Without fear of contradiction, you could safely say that The Family Fang is different to any other clans you have come across. You see, the parents are on a lifelong artistic quest, which may – and probably will – cost them their children. Let me explain …
Though they live on opposite sides of the US, Annie (Nicole Kidman) and her brother Baxter (Jason Bateman) live parallel – and highly problematic – lives. She is an actress, whose recent antics have made her more visible in the tabloids than on-screen. He is a down-on-his-luck writer, whose latest, far-fetched, freelance gig has landed him in hospital with a head injury. Through circumstances then, Annie and Baxter (called “A” and “B” by their father) return home to their eccentric parents, Caleb and Camille Fang (Christopher Walken and Maryann Plunkett – and played in flashbacks by Kathryn Hahn and Jason Butler Harner), for a period of recovery and reconciliation. The reason these siblings are so messed up is that Caleb and Camille are no ordinary folks. Nothing about growing up in the Family Fang has prepared Annie and Baxter for life in the real world.
Widely respected and acclaimed by the avant-garde, the Fangs are radical, subversive performance artists, whose disruptive “creations” consistently shock and disturb the public, while delighting art aficionados. From earliest childhood, the Fang children have also been performers – and pawns – in their parents’ provocative pieces. Thus, they have grown up with a surplus of stimulation, but a shortage of stability. Needless to say, they are ambivalent about reuniting with their elders. Then, out of the blue, Caleb and Camille go missing, and every bit of evidence indicates that they have been victims of foul play, but have they?

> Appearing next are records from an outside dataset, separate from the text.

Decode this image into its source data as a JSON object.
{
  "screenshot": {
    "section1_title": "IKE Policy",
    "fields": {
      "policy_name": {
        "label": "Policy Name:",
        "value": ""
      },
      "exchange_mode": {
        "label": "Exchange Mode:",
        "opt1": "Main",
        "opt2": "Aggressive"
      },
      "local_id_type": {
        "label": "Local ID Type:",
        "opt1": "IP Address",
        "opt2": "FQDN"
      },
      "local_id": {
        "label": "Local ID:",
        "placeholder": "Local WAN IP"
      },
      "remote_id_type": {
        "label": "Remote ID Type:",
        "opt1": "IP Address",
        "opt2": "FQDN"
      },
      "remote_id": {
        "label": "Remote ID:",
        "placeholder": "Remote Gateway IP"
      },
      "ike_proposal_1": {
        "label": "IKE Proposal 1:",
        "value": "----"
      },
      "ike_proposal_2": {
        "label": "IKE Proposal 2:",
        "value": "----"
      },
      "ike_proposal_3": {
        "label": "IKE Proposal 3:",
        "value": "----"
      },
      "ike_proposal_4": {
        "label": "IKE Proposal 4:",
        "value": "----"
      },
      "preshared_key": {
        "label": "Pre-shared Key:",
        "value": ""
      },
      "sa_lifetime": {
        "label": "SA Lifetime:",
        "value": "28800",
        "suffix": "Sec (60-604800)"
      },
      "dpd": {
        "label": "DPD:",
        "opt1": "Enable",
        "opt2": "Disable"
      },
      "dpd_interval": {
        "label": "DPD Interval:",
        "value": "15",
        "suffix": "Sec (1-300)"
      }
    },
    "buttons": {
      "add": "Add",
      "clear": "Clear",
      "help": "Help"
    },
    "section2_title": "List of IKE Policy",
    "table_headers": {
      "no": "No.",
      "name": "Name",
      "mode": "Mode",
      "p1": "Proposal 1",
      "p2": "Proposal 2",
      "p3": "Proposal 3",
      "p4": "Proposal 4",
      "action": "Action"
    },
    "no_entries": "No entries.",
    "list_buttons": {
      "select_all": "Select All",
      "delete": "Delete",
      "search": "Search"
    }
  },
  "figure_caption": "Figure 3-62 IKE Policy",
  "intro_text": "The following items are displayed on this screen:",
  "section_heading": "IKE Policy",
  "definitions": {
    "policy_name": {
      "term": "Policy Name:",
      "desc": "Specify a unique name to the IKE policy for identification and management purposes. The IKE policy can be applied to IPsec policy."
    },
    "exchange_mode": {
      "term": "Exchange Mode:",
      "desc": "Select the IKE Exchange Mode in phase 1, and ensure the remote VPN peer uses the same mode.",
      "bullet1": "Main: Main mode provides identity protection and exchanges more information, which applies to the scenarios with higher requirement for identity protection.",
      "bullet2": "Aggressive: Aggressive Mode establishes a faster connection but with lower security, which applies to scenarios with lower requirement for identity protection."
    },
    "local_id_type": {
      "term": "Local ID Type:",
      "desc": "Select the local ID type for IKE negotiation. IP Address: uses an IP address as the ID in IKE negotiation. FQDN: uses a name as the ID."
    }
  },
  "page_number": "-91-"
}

The Family Fang is based upon an acclaimed, best-selling novel by Kevin Wilson, adapted for the screen by Pulitzer Prize-winning writer Davis Lindsay-Abaire. It is produced by Nicole Kidman and directed by Jason Bateman. The book was embraced by both readers and literary critics. They were intrigued, entertained and disturbed by the novel’s imaginative humour, subversive drama and provocative, tragi-comic universe. While undoubtedly comedic to a point, there is a great deal of tragedy about this tale too, which is decidedly quirky.
The performances of Kidman, Bateman and Walken are strong. Kidman’s character, in particular, is a veritable force of nature, who refuses to be defined by her past experiences, but clearly she has been shaped by these. All four family members come across as troubled individuals, who appear to have stepped over the line of acceptable behaviour in search of “highs”. We quickly learn that the patriarch of the family (Walken) will stop at nothing to receive his “fix” and those closest to him pay a high price. You get the impression that his wife went along for the ride – and continues to do so – because she loves him.
Psychologically disturbing, The Family Fang nevertheless remains intriguing and engaging. Rated M, it scores a 7½ out of 10.
Director: Jason Bateman
Cast: Nicole Kidman, Jason Bateman, Christopher Walken, Maryann Plunkett
Release Date: 1 December 2016
David Edwards is the editor of The Blurb and a contributor on film and television